For normal work with Help+Manual you don't have to think about what HTML templates contain and how to edit them. That is all handled in the background by the program. A simple style editor is provided that allows you to modify the basic layout of your pages in the associated output formats without having to edit the HTML code directly.
Nowadays you will almost always choose an HTML skin to publish your project to WebHelp or HTML Help/CHM. A skin is a special kind of Help+Manual project without topics that only stores your HTML templates and all the settings relevant for HTML output to these two formats. When you choose a skin, the templates and settings in the skin completely replace those in your project.
Normally, a skin is pre-designed and you don't need to change anything. However, if you do want to change something, you must do all your editing in the .hmskin skin file. Editing in your Help+Manual project won't have any effect because those templates and settings are not used.
To edit a skin, make a copy of the .hmskin skin file in your project folder and then open it in Help+Manual by selecting .hmskin as the file type to open in the Open dialog. All the templates and settings are in the same places as in a normal Help+Manual project.
Exception: HTML Export Options
The HTML Export Options section is not stored in skins and needs to be edited in your project.

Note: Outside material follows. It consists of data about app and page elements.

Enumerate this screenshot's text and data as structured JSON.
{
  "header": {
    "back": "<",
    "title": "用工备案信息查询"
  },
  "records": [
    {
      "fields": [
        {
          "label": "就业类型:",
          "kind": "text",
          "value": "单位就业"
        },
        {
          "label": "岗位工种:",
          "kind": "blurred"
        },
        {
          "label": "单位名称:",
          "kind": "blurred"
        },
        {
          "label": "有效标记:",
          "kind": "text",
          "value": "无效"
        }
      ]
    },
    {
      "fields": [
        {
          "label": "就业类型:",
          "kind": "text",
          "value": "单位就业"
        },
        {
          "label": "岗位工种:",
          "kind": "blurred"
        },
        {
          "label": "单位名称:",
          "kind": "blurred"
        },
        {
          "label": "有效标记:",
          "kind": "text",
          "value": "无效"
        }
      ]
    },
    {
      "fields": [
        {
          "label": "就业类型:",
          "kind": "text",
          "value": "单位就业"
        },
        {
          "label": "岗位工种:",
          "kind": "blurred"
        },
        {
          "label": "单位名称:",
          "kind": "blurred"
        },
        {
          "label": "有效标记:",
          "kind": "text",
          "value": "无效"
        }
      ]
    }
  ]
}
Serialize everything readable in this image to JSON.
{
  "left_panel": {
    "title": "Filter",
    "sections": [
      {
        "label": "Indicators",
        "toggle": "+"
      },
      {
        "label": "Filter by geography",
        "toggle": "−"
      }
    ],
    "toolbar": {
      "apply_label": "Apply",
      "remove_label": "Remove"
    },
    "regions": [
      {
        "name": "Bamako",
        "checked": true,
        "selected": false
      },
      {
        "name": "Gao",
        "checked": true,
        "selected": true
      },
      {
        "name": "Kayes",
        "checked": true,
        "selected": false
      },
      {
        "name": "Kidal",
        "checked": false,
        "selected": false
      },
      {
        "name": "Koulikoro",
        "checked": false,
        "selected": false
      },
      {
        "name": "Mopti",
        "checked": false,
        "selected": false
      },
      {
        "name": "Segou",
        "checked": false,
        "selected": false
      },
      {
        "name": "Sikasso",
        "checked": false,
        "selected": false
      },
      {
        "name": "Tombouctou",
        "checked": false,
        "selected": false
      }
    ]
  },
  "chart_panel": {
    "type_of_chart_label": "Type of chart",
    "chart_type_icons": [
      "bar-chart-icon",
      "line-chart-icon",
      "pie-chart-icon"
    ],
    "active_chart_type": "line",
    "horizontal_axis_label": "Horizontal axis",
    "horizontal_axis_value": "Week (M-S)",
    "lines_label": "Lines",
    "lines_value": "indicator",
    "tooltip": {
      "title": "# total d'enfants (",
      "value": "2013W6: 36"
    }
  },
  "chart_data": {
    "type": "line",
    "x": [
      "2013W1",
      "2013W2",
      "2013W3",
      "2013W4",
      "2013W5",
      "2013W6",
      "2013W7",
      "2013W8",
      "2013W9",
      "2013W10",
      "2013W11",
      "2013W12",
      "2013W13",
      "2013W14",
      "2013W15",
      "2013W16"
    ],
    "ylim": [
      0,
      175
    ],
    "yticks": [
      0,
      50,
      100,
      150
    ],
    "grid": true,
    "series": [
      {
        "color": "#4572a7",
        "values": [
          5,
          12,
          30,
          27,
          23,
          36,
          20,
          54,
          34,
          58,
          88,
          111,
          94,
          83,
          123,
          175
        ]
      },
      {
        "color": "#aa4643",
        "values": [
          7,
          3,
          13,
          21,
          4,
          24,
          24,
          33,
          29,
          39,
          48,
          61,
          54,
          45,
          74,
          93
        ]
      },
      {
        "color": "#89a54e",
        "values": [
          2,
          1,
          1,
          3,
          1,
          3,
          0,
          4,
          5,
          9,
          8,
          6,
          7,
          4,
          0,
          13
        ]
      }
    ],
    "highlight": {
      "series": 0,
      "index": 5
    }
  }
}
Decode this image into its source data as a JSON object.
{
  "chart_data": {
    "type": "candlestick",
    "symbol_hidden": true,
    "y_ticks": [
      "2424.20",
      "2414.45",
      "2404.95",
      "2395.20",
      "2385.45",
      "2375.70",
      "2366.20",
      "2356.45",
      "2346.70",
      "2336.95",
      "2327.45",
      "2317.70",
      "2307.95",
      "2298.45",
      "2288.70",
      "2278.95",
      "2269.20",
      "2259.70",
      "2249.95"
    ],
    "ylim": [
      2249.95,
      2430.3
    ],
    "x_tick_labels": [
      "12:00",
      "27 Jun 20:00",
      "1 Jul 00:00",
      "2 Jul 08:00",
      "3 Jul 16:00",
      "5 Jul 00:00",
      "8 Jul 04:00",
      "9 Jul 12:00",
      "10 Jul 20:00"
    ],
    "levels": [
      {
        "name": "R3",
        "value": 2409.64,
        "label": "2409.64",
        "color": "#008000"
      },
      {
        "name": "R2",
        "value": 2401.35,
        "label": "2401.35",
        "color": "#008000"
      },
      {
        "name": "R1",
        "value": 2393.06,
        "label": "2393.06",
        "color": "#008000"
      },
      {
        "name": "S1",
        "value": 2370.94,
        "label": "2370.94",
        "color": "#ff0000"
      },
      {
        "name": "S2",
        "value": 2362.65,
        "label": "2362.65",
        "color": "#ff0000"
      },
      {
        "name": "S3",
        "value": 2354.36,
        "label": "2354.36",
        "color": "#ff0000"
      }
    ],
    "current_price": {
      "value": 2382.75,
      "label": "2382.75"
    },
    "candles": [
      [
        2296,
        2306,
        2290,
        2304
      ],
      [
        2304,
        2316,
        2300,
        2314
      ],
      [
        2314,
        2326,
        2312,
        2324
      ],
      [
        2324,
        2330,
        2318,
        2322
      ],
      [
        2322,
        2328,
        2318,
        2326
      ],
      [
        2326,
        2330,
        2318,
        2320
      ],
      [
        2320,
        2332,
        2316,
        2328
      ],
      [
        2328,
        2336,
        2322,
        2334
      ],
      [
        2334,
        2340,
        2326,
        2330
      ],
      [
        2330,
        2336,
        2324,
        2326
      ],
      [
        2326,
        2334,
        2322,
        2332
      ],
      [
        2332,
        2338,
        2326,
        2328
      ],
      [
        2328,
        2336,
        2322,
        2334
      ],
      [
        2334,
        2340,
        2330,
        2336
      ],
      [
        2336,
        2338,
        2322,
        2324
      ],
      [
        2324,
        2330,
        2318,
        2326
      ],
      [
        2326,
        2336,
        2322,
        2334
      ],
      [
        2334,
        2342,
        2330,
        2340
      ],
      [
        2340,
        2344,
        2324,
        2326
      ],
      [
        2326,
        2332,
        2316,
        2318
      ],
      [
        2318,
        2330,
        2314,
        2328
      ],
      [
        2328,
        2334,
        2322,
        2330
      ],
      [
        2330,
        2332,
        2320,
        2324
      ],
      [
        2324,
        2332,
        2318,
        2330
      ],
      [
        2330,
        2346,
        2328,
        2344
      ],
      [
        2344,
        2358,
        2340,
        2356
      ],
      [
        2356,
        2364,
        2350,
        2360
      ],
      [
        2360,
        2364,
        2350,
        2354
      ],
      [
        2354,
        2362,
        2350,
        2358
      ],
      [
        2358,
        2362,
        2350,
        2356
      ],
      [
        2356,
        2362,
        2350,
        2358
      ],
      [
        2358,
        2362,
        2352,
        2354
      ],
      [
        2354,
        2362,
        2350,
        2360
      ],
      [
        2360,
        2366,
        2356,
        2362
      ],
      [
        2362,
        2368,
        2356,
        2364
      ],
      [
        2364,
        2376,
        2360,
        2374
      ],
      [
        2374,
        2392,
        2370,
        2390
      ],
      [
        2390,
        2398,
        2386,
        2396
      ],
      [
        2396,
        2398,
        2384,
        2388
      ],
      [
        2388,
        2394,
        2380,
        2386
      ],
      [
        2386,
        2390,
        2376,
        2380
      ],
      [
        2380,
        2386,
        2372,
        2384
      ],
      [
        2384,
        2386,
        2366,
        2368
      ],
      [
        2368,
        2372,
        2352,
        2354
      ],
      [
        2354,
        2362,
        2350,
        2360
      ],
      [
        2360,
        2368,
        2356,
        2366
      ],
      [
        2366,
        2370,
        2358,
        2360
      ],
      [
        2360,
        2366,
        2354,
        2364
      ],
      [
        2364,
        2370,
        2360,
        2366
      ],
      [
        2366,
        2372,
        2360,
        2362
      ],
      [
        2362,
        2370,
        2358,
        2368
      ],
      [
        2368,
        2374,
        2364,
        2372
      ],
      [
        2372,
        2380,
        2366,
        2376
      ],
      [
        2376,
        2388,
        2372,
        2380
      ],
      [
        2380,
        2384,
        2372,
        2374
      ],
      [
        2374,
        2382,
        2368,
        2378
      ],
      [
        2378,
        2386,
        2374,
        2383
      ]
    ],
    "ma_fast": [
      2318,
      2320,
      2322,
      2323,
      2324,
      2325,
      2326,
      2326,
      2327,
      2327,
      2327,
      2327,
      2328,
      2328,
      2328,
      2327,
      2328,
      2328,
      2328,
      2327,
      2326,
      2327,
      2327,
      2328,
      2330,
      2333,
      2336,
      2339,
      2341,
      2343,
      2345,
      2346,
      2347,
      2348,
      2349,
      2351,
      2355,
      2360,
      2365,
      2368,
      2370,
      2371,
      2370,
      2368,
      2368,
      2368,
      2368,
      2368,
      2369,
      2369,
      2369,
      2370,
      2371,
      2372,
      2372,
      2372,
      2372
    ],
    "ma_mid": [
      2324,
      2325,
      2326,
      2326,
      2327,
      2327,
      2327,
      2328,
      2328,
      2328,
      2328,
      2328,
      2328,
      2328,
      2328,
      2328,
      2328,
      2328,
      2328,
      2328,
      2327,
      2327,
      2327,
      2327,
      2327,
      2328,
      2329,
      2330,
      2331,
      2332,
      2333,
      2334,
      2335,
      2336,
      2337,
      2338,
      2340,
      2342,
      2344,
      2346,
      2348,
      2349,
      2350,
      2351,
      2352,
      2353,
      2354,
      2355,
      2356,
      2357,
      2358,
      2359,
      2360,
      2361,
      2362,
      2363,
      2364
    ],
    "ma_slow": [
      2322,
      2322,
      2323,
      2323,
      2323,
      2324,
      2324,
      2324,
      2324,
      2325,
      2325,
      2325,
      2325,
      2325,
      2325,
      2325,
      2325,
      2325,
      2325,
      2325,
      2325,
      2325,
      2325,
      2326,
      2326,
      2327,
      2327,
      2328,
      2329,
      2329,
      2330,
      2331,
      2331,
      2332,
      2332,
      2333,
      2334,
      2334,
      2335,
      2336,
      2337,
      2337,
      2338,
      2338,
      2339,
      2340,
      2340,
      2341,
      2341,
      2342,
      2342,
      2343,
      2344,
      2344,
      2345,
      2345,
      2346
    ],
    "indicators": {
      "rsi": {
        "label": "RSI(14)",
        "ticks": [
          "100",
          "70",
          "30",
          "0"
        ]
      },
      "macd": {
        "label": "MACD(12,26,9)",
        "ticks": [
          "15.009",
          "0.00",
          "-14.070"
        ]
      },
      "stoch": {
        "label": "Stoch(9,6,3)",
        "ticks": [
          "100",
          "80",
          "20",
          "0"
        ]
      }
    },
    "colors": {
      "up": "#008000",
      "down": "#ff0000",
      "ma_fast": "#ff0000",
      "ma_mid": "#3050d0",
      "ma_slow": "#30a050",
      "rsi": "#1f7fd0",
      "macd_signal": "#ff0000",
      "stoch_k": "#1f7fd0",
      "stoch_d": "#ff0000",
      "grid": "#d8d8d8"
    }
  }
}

For everyday work you can adjust the settings of your HTML templates just as you would adjust any of the other output settings in your Project Configuration settings. The simple style editor hides the HTML code with a point-and-click interface.
The HTML topic page template:
In most projects and skins there is just one HTML topic page template called Default, which is assigned to all new topics automatically. It can be viewed and edited in the Configuration section of your project or skin in the Project Explorer, in Configuration > HTML Page Templates, where you can also create new templates.
Among other things, the HTML topic page template defines the background colors of your topic and topic header in HTML-based output formats and the Top, Previous and Next navigation links displayed in the topic header in these formats.
The Simple Template Layout tab provides most of the functions you will normally need, see this topic for some basic instructions. This tab is disabled when code in the Source Code tab has been edited.
The HTML Source Code tab allows you to edit all the source code of the template and even completely replace it with your own code.
Disabled Simple Layout tab:
The HTML templates for WebHelp components:
There are also additional HTML templates for WebHelp, which define the layout frameset, TOC, Search, and Index components of the WebHelp user interface. These are accessed in Configuration > Publishing Options > WebHelp. See HTML Output and HTML Templates for full details.
The background colors of topics and headers are set in the HTML page template for all HTML-based formats. Background colors are not used in DOCX, PDF and printed manuals. Here too, the backgrounds are defined in your project if you are not using a skin and in the .hmskin skin file if you are.
See Background colors and help viewers for details on how to set the background colors in the HTML page template.
If you are familiar with writing HTML, Help+Manual's HTML templates are a very powerful tool that gives you a great deal of control over the appearance of your output pages in all HTML-based formats.
If you feel like getting under the hood and finding out what you can do with HTML templates, have a look at the HTML Output and HTML Templates chapter in the More Advanced Procedures section.